Leukoplakia 4 (9.3) 2 (7.6) 0 5 (17.8) 0 0.04b 11 (9.3)
Erythroplakia 0 0 0 1 (3.5) 0 0.18 1 (0.8)
Lichen planus 0 1 (3.8) 1 (6.6) 0 0 0.11 2 (1.6)
Oral submucous fibrosis 0 1 (3.8) 0 0 0 0.18 1(0.8)
Candidiasis 3 (6.9) 5 (19.2) 1(6.6) 10 (35.7) 0 0.05b 19 (16.1)
Recurrent apthae 1 (2.3) 0 1 (16.6) 2 (7.1) 2 (33.3) 0.07 6 (5)
Other lesions 18 (41.8) 9 (34.6) 3 (20) 9 (32.1) 2 (4.8) 0.02b 41 (34.7)
Total lesions 18 (41.8) 14 (53.8) 6 (40) 27 (96.4) 4 (66.6) - 69 (58.4)
a Test applied: the chi-square test.
b P ≤ 0.05 was set as statistically significant.

Table 4.

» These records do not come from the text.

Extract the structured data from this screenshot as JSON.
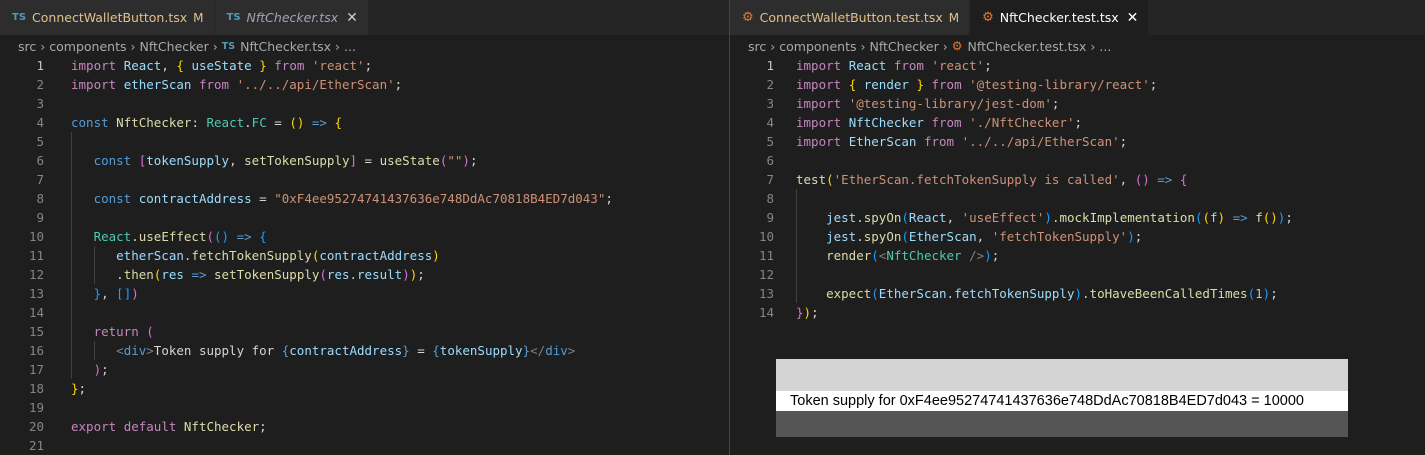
{
  "left_editor": {
    "tabs": [
      {
        "badge": "TS",
        "label": "ConnectWalletButton.tsx",
        "status": "M"
      },
      {
        "badge": "TS",
        "label": "NftChecker.tsx",
        "close": "✕"
      }
    ],
    "breadcrumb": {
      "seg1": "src",
      "seg2": "components",
      "seg3": "NftChecker",
      "badge": "TS",
      "seg4": "NftChecker.tsx",
      "seg5": "..."
    },
    "line_numbers": [
      "1",
      "2",
      "3",
      "4",
      "5",
      "6",
      "7",
      "8",
      "9",
      "10",
      "11",
      "12",
      "13",
      "14",
      "15",
      "16",
      "17",
      "18",
      "19",
      "20",
      "21"
    ]
  },
  "right_editor": {
    "tabs": [
      {
        "label": "ConnectWalletButton.test.tsx",
        "status": "M"
      },
      {
        "label": "NftChecker.test.tsx",
        "close": "✕"
      }
    ],
    "breadcrumb": {
      "seg1": "src",
      "seg2": "components",
      "seg3": "NftChecker",
      "seg4": "NftChecker.test.tsx",
      "seg5": "..."
    },
    "line_numbers": [
      "1",
      "2",
      "3",
      "4",
      "5",
      "6",
      "7",
      "8",
      "9",
      "10",
      "11",
      "12",
      "13",
      "14"
    ]
  },
  "preview": {
    "text": "Token supply for 0xF4ee95274741437636e748DdAc70818B4ED7d043 = 10000"
  },
  "colors": {
    "editor_bg": "#1e1e1e",
    "keyword": "#569cd6",
    "control": "#c586c0",
    "string": "#ce9178",
    "variable": "#9cdcfe",
    "function": "#dcdcaa",
    "type": "#4ec9b0"
  }
}
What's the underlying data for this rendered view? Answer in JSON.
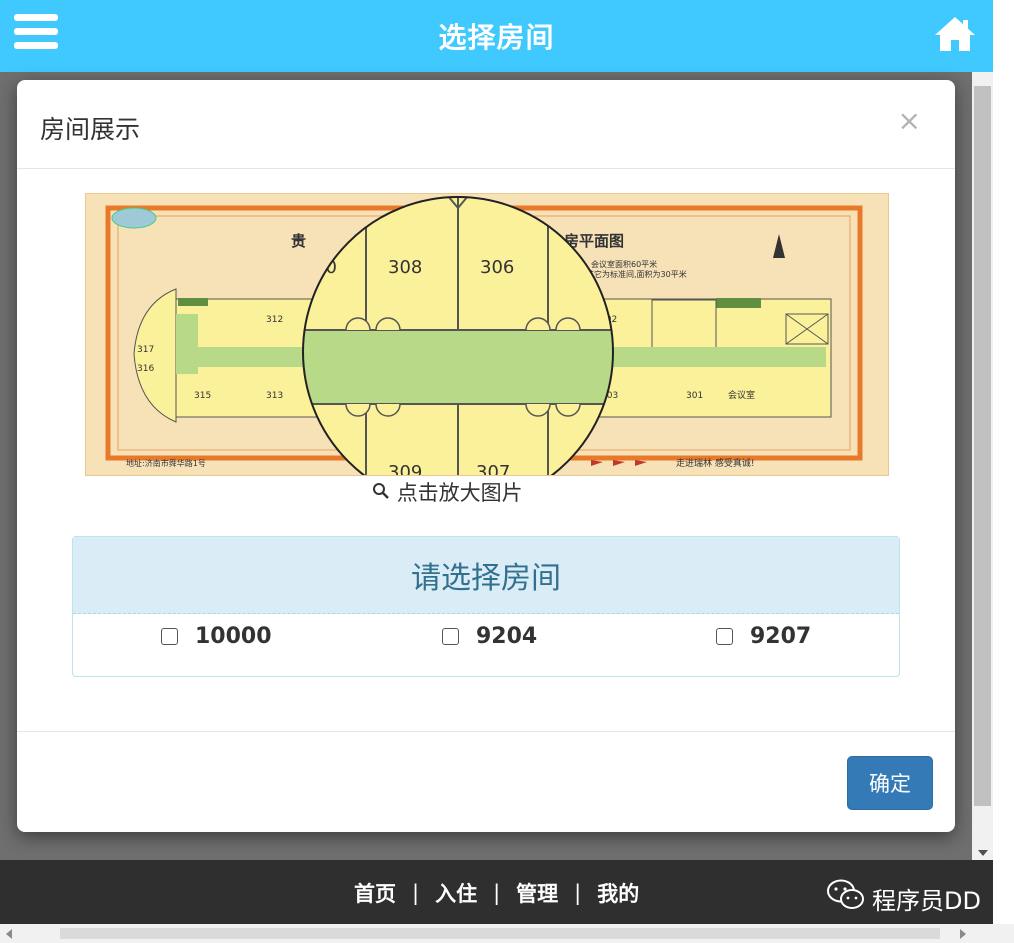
{
  "header": {
    "title": "选择房间"
  },
  "modal": {
    "title": "房间展示",
    "close_label": "×",
    "floorplan": {
      "heading_left": "贵",
      "heading_right": "房平面图",
      "rooms_top": [
        "312",
        "302"
      ],
      "rooms_bottom": [
        "315",
        "313",
        "303",
        "301"
      ],
      "rooms_left": [
        "317",
        "316"
      ],
      "meeting_room": "会议室",
      "note_line1": "会议室面积60平米",
      "note_line2": "其它为标准间,面积为30平米",
      "address": "地址:济南市舜华路1号",
      "slogan": "走进瑞林 感受真诚!",
      "magnifier_rooms": [
        "10",
        "308",
        "306",
        "309",
        "307"
      ]
    },
    "caption": "点击放大图片",
    "panel_title": "请选择房间",
    "rooms": [
      {
        "number": "10000",
        "checked": false
      },
      {
        "number": "9204",
        "checked": false
      },
      {
        "number": "9207",
        "checked": false
      }
    ],
    "confirm_label": "确定"
  },
  "bottom_nav": {
    "items": [
      "首页",
      "入住",
      "管理",
      "我的"
    ],
    "separator": "|"
  },
  "watermark": "程序员DD",
  "colors": {
    "header_bg": "#40c9ff",
    "panel_head_bg": "#daedf7",
    "panel_text": "#31708f",
    "confirm_bg": "#337ab7",
    "nav_bg": "#2f2f2f",
    "plan_yellow": "#fbf19a",
    "plan_green": "#b8d987",
    "plan_border": "#e8792a"
  }
}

Comparative Assessment of Oral Mucosal Lesions According to Duration of Adverse Habits

Oral Mucosal Lesions Duration of Habits n (%)
< 5 Years (n = 31) 5-10 Years (n = 32) > 10 Years (n = 49) P Valuea
Leukoplakia (n = 11) 0 4 (12.5) 7 (14.2) 0.04b
Erythroplakia (n = 1) 0 0 1 (2) 0.21
Lichen planus (n = 2) 0 0 2 (4) 0.16
Oral submucous fibrosis (n = 1) 0 0 1 (2) 0.21
Candidiasis (n = 19) 3 (9.6) 5 (15.6) 11 (22.4) 0.02b
Recurrent apthae (n = 6) 3 (9.6) 2 (6.2) 1 (2) 0.23
Other lesions (n = 41) 7 (22.5) 12 (37.5) 22 (44.8) 0.03b
Total lesions (n = 69) 9 (29) 19 (59.3) 41 (83.6) 0.02b
a Test applied: thechi-square test.
b P ≤ 0.05 was set as statistically significant.